* WHAT YOU HAVE TO DO
Exact copies of all entries are expected.

* SUPPLIED INFORMATION
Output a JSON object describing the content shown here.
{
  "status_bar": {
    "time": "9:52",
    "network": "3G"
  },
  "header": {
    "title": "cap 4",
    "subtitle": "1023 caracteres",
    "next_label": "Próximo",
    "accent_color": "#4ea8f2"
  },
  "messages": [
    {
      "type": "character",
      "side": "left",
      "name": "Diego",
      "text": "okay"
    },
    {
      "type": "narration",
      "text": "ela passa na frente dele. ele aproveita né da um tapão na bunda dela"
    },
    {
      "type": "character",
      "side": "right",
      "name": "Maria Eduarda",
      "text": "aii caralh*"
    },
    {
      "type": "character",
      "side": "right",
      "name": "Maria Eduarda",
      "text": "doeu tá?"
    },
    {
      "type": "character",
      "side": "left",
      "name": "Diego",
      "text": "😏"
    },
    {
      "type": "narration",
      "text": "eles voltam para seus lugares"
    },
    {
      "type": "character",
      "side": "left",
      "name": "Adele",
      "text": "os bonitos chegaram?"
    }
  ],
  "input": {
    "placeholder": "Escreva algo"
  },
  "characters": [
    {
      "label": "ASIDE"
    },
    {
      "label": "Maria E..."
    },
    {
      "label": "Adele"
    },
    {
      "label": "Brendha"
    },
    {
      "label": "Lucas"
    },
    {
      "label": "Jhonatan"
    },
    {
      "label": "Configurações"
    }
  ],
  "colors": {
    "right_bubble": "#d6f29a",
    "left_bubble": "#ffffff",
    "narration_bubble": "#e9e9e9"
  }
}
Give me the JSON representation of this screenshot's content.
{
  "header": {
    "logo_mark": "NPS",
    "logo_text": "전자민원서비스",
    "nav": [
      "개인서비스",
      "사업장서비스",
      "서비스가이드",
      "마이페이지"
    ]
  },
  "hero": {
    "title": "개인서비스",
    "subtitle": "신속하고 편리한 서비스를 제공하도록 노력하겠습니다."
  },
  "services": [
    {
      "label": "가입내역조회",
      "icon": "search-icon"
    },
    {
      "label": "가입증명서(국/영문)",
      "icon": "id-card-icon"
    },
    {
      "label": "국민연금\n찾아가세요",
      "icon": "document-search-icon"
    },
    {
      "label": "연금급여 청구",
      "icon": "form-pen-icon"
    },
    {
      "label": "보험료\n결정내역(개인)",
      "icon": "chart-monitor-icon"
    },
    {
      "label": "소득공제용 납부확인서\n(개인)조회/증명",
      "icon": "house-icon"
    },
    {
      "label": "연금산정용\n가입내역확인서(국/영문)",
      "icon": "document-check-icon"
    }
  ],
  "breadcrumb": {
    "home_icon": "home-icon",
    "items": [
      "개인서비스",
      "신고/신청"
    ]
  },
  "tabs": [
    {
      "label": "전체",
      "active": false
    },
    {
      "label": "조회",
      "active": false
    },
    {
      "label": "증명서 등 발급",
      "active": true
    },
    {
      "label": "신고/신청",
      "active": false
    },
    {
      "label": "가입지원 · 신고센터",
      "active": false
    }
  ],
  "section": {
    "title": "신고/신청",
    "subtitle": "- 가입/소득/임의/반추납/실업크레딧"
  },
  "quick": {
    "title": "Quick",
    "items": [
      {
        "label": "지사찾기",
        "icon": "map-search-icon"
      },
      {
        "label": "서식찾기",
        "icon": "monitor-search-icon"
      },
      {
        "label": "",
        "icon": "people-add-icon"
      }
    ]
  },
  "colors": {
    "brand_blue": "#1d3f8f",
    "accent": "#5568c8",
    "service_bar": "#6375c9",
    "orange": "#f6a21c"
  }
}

* YOUR SOLUTION
Output a JSON object describing the content shown here.
{
  "status_bar": {
    "time": "9:52",
    "network": "3G"
  },
  "header": {
    "title": "cap 4",
    "subtitle": "1023 caracteres",
    "next_label": "Próximo",
    "accent_color": "#4ea8f2"
  },
  "messages": [
    {
      "type": "character",
      "side": "left",
      "name": "Diego",
      "text": "okay"
    },
    {
      "type": "narration",
      "text": "ela passa na frente dele. ele aproveita né da um tapão na bunda dela"
    },
    {
      "type": "character",
      "side": "right",
      "name": "Maria Eduarda",
      "text": "aii caralh*"
    },
    {
      "type": "character",
      "side": "right",
      "name": "Maria Eduarda",
      "text": "doeu tá?"
    },
    {
      "type": "character",
      "side": "left",
      "name": "Diego",
      "text": "😏"
    },
    {
      "type": "narration",
      "text": "eles voltam para seus lugares"
    },
    {
      "type": "character",
      "side": "left",
      "name": "Adele",
      "text": "os bonitos chegaram?"
    }
  ],
  "input": {
    "placeholder": "Escreva algo"
  },
  "characters": [
    {
      "label": "ASIDE"
    },
    {
      "label": "Maria E..."
    },
    {
      "label": "Adele"
    },
    {
      "label": "Brendha"
    },
    {
      "label": "Lucas"
    },
    {
      "label": "Jhonatan"
    },
    {
      "label": "Configurações"
    }
  ],
  "colors": {
    "right_bubble": "#d6f29a",
    "left_bubble": "#ffffff",
    "narration_bubble": "#e9e9e9"
  }
}
Give me the JSON representation of this screenshot's content.
{
  "header": {
    "logo_mark": "NPS",
    "logo_text": "전자민원서비스",
    "nav": [
      "개인서비스",
      "사업장서비스",
      "서비스가이드",
      "마이페이지"
    ]
  },
  "hero": {
    "title": "개인서비스",
    "subtitle": "신속하고 편리한 서비스를 제공하도록 노력하겠습니다."
  },
  "services": [
    {
      "label": "가입내역조회",
      "icon": "search-icon"
    },
    {
      "label": "가입증명서(국/영문)",
      "icon": "id-card-icon"
    },
    {
      "label": "국민연금\n찾아가세요",
      "icon": "document-search-icon"
    },
    {
      "label": "연금급여 청구",
      "icon": "form-pen-icon"
    },
    {
      "label": "보험료\n결정내역(개인)",
      "icon": "chart-monitor-icon"
    },
    {
      "label": "소득공제용 납부확인서\n(개인)조회/증명",
      "icon": "house-icon"
    },
    {
      "label": "연금산정용\n가입내역확인서(국/영문)",
      "icon": "document-check-icon"
    }
  ],
  "breadcrumb": {
    "home_icon": "home-icon",
    "items": [
      "개인서비스",
      "신고/신청"
    ]
  },
  "tabs": [
    {
      "label": "전체",
      "active": false
    },
    {
      "label": "조회",
      "active": false
    },
    {
      "label": "증명서 등 발급",
      "active": true
    },
    {
      "label": "신고/신청",
      "active": false
    },
    {
      "label": "가입지원 · 신고센터",
      "active": false
    }
  ],
  "section": {
    "title": "신고/신청",
    "subtitle": "- 가입/소득/임의/반추납/실업크레딧"
  },
  "quick": {
    "title": "Quick",
    "items": [
      {
        "label": "지사찾기",
        "icon": "map-search-icon"
      },
      {
        "label": "서식찾기",
        "icon": "monitor-search-icon"
      },
      {
        "label": "",
        "icon": "people-add-icon"
      }
    ]
  },
  "colors": {
    "brand_blue": "#1d3f8f",
    "accent": "#5568c8",
    "service_bar": "#6375c9",
    "orange": "#f6a21c"
  }
}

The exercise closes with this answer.